We gave it a B
Kelis Was Here could have been subtitled …But the Neptunes Weren’t. This fourth CD from the R&B/hip-hop chanteuse is, in fact, the first not to feature the production skills of Pharrell Williams and Chad Hugo, the pair responsible for crafting Kelis’ dairy-industry-pleasing 2003 hit ”Milkshake.” Not that the CD is short of heavyweight hitmakers, with Scott Storch, Max Martin, Gnarls Barkley’s Cee-Lo, and ubiquitous Black Eyed Peas overlord will.i.am all taking turns behind the studio desk.
The results are eclectic, erratic, and lacking anything likely to repeat the success of ”Milkshake.” On the will.i.am-produced ”Till the Wheels Fall Off,” a slinky homage to early-’70s funk, Kelis sounds huskily terrific, and the pounding, Timbalandesque ”Blindfold Me” (actually overseen by Jamie Foxx/Ludacris collaborator Polow Da Don) proves the perfect launchpad for the singer’s sex-object-on-her-own-terms persona. Meanwhile, the clattering call-and-response track ”What’s That Right There” (another will.i.am production) seductively continues the foodstuff as erotic metaphor of ”Milkshake,” as the singer announces that she has ”something for the lollipop.”

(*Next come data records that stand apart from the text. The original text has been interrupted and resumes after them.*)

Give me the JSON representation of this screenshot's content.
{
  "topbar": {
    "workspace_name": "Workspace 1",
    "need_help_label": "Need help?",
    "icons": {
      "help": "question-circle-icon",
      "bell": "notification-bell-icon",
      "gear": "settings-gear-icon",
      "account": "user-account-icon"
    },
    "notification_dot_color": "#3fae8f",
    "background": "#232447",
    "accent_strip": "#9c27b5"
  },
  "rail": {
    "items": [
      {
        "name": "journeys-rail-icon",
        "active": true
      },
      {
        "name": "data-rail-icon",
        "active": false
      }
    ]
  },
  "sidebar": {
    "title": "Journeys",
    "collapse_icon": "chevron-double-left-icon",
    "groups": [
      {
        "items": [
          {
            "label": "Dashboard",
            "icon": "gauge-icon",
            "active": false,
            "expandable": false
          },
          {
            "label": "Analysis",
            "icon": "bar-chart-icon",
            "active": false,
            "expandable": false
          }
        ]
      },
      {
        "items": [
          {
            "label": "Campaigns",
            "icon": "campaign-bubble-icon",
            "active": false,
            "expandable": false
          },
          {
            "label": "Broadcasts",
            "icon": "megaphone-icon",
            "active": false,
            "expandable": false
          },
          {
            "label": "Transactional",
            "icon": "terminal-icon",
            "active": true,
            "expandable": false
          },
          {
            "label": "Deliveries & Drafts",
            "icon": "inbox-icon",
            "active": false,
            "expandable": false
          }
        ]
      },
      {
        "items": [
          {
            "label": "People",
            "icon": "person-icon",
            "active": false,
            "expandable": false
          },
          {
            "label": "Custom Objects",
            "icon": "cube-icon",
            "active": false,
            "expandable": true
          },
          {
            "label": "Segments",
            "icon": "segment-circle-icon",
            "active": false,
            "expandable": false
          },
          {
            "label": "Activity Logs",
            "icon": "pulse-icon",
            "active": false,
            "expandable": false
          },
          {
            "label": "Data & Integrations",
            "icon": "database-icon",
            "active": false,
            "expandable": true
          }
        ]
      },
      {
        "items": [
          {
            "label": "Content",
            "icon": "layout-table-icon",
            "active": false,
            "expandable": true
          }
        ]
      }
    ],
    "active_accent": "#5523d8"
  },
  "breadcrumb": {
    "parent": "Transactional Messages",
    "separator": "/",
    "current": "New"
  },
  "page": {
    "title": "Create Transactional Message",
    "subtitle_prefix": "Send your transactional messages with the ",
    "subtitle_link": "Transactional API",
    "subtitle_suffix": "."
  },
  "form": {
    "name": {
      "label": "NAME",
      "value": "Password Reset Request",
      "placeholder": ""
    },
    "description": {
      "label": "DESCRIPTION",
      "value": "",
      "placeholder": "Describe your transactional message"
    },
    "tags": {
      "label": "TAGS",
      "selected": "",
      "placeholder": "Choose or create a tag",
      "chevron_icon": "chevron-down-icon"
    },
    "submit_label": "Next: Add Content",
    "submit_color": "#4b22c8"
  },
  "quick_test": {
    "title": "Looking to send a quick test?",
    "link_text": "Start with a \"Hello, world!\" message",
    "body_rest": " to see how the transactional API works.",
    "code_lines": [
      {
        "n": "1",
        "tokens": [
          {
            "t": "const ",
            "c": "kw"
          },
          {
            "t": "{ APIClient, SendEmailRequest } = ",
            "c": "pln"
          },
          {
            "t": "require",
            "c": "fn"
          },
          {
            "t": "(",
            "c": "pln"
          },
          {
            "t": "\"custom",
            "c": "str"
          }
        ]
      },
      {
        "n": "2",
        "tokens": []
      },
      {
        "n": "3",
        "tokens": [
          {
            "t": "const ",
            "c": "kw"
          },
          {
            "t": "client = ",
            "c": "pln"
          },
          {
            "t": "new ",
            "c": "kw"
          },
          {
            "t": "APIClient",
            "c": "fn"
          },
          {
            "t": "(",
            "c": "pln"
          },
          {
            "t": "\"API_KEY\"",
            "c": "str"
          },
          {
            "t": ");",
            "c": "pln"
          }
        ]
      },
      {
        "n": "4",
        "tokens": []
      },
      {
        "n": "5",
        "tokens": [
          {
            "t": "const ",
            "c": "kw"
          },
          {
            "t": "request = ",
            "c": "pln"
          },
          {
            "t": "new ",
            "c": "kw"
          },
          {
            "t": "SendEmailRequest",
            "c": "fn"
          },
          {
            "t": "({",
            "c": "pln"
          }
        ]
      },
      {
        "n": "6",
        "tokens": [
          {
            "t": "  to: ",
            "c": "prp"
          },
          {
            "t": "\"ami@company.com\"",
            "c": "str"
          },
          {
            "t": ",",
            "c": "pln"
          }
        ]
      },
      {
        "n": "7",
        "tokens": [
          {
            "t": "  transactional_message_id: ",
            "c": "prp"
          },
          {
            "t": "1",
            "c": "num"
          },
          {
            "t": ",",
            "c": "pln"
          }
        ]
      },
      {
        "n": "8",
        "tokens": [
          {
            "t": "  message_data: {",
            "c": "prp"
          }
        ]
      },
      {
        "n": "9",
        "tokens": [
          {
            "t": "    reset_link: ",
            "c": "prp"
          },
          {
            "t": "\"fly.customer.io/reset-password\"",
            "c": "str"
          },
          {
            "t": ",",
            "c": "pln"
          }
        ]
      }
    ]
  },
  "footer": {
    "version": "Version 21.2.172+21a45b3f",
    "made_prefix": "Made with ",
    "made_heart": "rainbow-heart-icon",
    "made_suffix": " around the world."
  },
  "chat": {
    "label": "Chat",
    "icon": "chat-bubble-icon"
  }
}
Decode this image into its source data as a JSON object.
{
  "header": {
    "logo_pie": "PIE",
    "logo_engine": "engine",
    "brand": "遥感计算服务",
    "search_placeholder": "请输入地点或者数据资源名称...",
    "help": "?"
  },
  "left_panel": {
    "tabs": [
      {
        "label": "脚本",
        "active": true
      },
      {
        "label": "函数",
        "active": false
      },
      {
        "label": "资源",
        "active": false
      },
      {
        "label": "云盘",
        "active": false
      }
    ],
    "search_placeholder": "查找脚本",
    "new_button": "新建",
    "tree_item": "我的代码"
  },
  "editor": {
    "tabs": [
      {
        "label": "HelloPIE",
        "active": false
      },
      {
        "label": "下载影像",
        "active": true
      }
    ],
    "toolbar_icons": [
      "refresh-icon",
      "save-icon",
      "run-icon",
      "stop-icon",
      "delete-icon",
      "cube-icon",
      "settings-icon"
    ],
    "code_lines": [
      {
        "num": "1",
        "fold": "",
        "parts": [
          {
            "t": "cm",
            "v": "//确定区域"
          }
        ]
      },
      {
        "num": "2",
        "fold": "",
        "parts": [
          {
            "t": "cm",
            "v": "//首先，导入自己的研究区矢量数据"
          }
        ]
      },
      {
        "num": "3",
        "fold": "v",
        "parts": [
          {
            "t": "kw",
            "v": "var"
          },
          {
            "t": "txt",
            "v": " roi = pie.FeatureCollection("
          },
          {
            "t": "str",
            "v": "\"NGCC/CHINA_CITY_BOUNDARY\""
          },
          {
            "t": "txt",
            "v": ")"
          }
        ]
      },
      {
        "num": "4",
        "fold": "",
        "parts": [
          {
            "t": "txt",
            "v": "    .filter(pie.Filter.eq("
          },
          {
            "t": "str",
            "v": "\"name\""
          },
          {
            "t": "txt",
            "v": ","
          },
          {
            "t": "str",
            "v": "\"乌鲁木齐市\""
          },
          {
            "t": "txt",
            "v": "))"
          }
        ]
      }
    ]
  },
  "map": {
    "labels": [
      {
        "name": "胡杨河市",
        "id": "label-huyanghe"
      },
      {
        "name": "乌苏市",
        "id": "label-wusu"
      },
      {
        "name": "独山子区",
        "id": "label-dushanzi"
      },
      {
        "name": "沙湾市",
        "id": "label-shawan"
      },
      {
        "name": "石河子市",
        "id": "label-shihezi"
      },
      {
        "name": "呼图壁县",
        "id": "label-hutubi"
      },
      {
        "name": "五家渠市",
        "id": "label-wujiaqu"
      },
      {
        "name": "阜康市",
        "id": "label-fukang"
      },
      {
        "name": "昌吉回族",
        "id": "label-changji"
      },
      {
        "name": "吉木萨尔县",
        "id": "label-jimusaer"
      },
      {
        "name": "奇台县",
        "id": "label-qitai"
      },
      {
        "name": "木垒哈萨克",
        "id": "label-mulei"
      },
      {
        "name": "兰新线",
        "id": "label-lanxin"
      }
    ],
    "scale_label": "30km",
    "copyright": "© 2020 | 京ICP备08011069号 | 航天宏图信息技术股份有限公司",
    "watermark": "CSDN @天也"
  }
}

But elsewhere, Kelis’ vocals are surprisingly anonymous, occupying rather than owning, for example, the pleasant, Cee-Lo co-penned ”Lil Star….” The album’s hands-down worst track is the jazzy ”Circus,” on which the woman also known as Mrs. Nas admits she’s ”not a rapper” prior to unleashing a series of rhymes that are clunky enough even before they get around to name-checking David Letterman.